(Entries from a dataset of interfaces)

________________________________________

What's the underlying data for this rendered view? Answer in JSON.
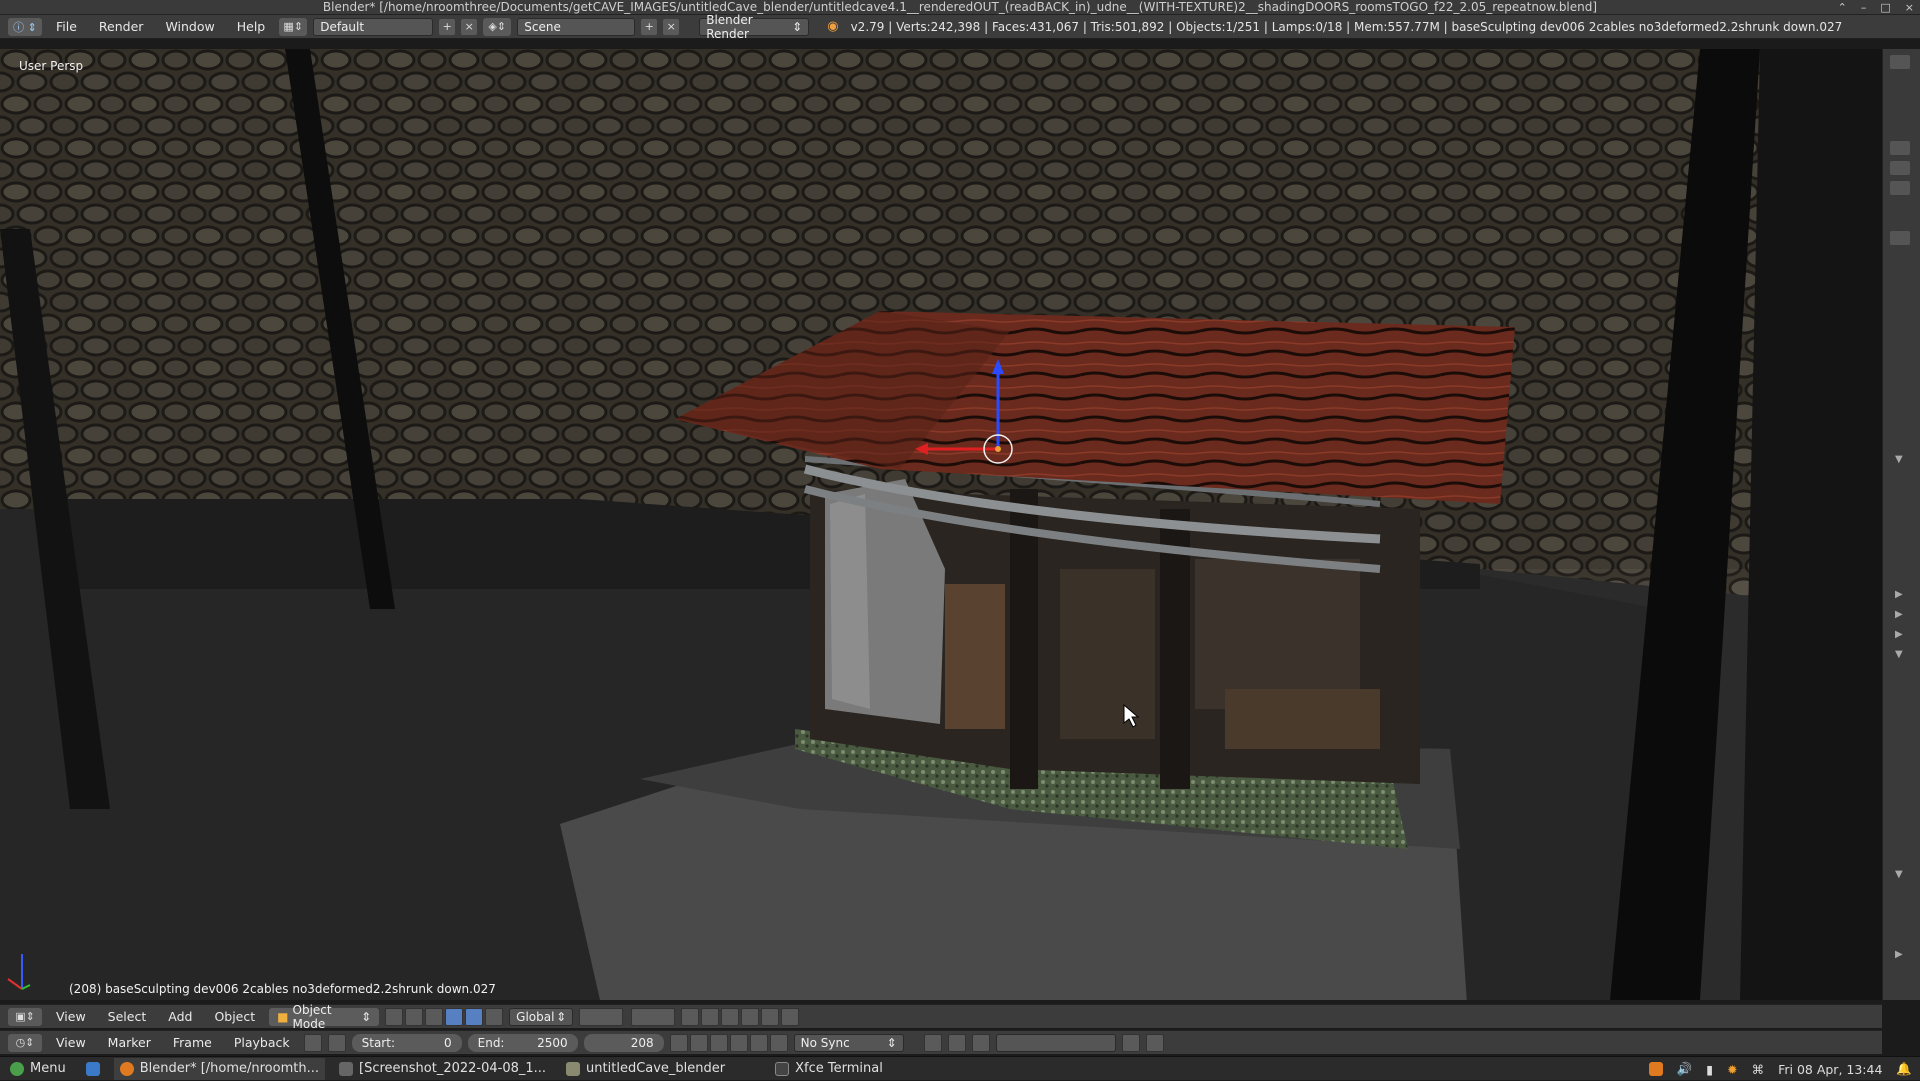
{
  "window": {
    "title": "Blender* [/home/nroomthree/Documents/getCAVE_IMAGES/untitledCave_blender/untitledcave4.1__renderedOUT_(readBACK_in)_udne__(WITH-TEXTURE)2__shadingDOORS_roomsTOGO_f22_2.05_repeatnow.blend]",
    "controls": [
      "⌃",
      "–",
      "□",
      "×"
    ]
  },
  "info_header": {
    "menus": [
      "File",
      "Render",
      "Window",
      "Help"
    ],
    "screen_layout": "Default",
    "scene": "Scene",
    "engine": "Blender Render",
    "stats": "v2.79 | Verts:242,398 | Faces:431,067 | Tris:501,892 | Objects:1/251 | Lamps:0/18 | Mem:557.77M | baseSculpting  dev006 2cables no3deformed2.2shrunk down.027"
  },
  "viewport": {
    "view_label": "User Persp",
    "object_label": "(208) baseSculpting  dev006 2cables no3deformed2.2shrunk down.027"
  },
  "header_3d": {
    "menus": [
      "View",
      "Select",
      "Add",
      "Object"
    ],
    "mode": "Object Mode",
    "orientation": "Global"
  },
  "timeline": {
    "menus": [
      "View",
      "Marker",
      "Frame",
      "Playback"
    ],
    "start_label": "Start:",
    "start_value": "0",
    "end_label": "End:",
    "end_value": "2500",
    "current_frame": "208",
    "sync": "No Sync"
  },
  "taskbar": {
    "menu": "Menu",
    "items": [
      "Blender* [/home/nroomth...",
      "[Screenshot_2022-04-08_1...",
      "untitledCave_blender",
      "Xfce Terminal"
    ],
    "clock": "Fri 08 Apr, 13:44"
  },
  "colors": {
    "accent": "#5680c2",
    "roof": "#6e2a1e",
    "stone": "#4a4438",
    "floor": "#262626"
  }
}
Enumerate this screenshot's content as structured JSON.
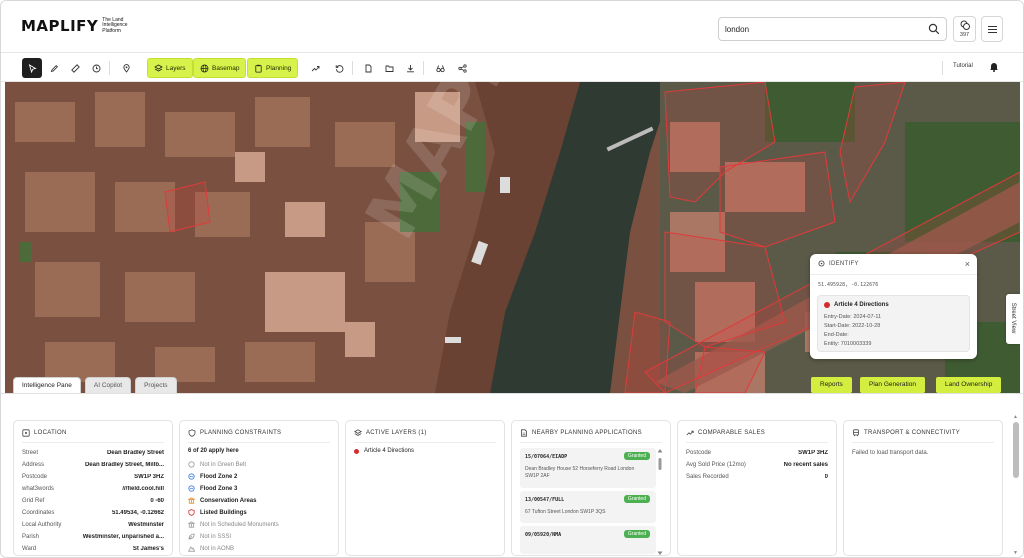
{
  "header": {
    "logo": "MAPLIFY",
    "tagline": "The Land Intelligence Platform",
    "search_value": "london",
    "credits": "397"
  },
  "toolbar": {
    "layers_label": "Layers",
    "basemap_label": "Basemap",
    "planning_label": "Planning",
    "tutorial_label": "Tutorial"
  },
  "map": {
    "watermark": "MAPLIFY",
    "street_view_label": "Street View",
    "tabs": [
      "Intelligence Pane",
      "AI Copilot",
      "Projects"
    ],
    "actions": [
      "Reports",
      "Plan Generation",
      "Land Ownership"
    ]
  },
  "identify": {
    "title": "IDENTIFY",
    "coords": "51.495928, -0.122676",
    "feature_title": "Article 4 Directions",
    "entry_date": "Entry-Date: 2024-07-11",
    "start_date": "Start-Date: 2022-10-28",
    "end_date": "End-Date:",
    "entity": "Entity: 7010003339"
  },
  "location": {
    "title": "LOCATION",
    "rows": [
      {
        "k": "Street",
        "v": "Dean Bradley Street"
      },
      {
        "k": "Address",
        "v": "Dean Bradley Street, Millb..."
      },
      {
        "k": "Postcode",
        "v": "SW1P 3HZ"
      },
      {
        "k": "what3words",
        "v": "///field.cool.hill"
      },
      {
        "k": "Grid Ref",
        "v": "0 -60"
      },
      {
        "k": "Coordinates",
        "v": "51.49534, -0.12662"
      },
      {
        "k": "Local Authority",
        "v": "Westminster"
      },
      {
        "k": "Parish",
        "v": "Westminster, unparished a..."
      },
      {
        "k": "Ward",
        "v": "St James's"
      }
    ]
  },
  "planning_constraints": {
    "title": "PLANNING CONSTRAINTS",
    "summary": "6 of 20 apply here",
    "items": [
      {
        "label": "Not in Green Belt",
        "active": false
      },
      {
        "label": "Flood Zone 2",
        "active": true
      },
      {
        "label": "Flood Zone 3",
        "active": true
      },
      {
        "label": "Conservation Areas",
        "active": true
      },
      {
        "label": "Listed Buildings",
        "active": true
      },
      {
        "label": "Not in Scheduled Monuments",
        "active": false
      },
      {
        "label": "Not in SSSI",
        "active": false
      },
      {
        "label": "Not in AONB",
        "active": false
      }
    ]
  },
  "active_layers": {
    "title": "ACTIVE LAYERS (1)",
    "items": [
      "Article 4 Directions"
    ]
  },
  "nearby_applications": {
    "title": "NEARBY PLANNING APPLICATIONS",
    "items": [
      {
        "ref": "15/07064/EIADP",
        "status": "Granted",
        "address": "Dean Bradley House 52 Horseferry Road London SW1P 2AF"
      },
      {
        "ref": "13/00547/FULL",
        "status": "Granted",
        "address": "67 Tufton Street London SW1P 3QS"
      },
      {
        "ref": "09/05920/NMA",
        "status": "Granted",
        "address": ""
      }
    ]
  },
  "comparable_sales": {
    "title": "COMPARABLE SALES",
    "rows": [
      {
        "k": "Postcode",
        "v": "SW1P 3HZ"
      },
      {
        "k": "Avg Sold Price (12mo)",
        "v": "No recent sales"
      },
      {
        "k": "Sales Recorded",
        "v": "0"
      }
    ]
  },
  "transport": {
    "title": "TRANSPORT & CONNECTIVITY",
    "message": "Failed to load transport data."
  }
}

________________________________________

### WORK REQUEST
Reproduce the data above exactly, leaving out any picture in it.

### RESPONSE FOR THIS EXERCISE
What's the underlying data for this rendered view? Answer in JSON.
{
  "window": {
    "title": "Blender* [/home/nroomthree/Documents/getCAVE_IMAGES/untitledCave_blender/untitledcave4.1__renderedOUT_(readBACK_in)_udne__(WITH-TEXTURE)2__shadingDOORS_roomsTOGO_f22_2.05_repeatnow.blend]",
    "controls": [
      "⌃",
      "–",
      "□",
      "×"
    ]
  },
  "info_header": {
    "menus": [
      "File",
      "Render",
      "Window",
      "Help"
    ],
    "screen_layout": "Default",
    "scene": "Scene",
    "engine": "Blender Render",
    "stats": "v2.79 | Verts:242,398 | Faces:431,067 | Tris:501,892 | Objects:1/251 | Lamps:0/18 | Mem:557.77M | baseSculpting  dev006 2cables no3deformed2.2shrunk down.027"
  },
  "viewport": {
    "view_label": "User Persp",
    "object_label": "(208) baseSculpting  dev006 2cables no3deformed2.2shrunk down.027"
  },
  "header_3d": {
    "menus": [
      "View",
      "Select",
      "Add",
      "Object"
    ],
    "mode": "Object Mode",
    "orientation": "Global"
  },
  "timeline": {
    "menus": [
      "View",
      "Marker",
      "Frame",
      "Playback"
    ],
    "start_label": "Start:",
    "start_value": "0",
    "end_label": "End:",
    "end_value": "2500",
    "current_frame": "208",
    "sync": "No Sync"
  },
  "taskbar": {
    "menu": "Menu",
    "items": [
      "Blender* [/home/nroomth...",
      "[Screenshot_2022-04-08_1...",
      "untitledCave_blender",
      "Xfce Terminal"
    ],
    "clock": "Fri 08 Apr, 13:44"
  },
  "colors": {
    "accent": "#5680c2",
    "roof": "#6e2a1e",
    "stone": "#4a4438",
    "floor": "#262626"
  }
}
Enumerate this screenshot's content as structured JSON.
{
  "header": {
    "logo": "MAPLIFY",
    "tagline": "The Land Intelligence Platform",
    "search_value": "london",
    "credits": "397"
  },
  "toolbar": {
    "layers_label": "Layers",
    "basemap_label": "Basemap",
    "planning_label": "Planning",
    "tutorial_label": "Tutorial"
  },
  "map": {
    "watermark": "MAPLIFY",
    "street_view_label": "Street View",
    "tabs": [
      "Intelligence Pane",
      "AI Copilot",
      "Projects"
    ],
    "actions": [
      "Reports",
      "Plan Generation",
      "Land Ownership"
    ]
  },
  "identify": {
    "title": "IDENTIFY",
    "coords": "51.495928, -0.122676",
    "feature_title": "Article 4 Directions",
    "entry_date": "Entry-Date: 2024-07-11",
    "start_date": "Start-Date: 2022-10-28",
    "end_date": "End-Date:",
    "entity": "Entity: 7010003339"
  },
  "location": {
    "title": "LOCATION",
    "rows": [
      {
        "k": "Street",
        "v": "Dean Bradley Street"
      },
      {
        "k": "Address",
        "v": "Dean Bradley Street, Millb..."
      },
      {
        "k": "Postcode",
        "v": "SW1P 3HZ"
      },
      {
        "k": "what3words",
        "v": "///field.cool.hill"
      },
      {
        "k": "Grid Ref",
        "v": "0 -60"
      },
      {
        "k": "Coordinates",
        "v": "51.49534, -0.12662"
      },
      {
        "k": "Local Authority",
        "v": "Westminster"
      },
      {
        "k": "Parish",
        "v": "Westminster, unparished a..."
      },
      {
        "k": "Ward",
        "v": "St James's"
      }
    ]
  },
  "planning_constraints": {
    "title": "PLANNING CONSTRAINTS",
    "summary": "6 of 20 apply here",
    "items": [
      {
        "label": "Not in Green Belt",
        "active": false
      },
      {
        "label": "Flood Zone 2",
        "active": true
      },
      {
        "label": "Flood Zone 3",
        "active": true
      },
      {
        "label": "Conservation Areas",
        "active": true
      },
      {
        "label": "Listed Buildings",
        "active": true
      },
      {
        "label": "Not in Scheduled Monuments",
        "active": false
      },
      {
        "label": "Not in SSSI",
        "active": false
      },
      {
        "label": "Not in AONB",
        "active": false
      }
    ]
  },
  "active_layers": {
    "title": "ACTIVE LAYERS (1)",
    "items": [
      "Article 4 Directions"
    ]
  },
  "nearby_applications": {
    "title": "NEARBY PLANNING APPLICATIONS",
    "items": [
      {
        "ref": "15/07064/EIADP",
        "status": "Granted",
        "address": "Dean Bradley House 52 Horseferry Road London SW1P 2AF"
      },
      {
        "ref": "13/00547/FULL",
        "status": "Granted",
        "address": "67 Tufton Street London SW1P 3QS"
      },
      {
        "ref": "09/05920/NMA",
        "status": "Granted",
        "address": ""
      }
    ]
  },
  "comparable_sales": {
    "title": "COMPARABLE SALES",
    "rows": [
      {
        "k": "Postcode",
        "v": "SW1P 3HZ"
      },
      {
        "k": "Avg Sold Price (12mo)",
        "v": "No recent sales"
      },
      {
        "k": "Sales Recorded",
        "v": "0"
      }
    ]
  },
  "transport": {
    "title": "TRANSPORT & CONNECTIVITY",
    "message": "Failed to load transport data."
  }
}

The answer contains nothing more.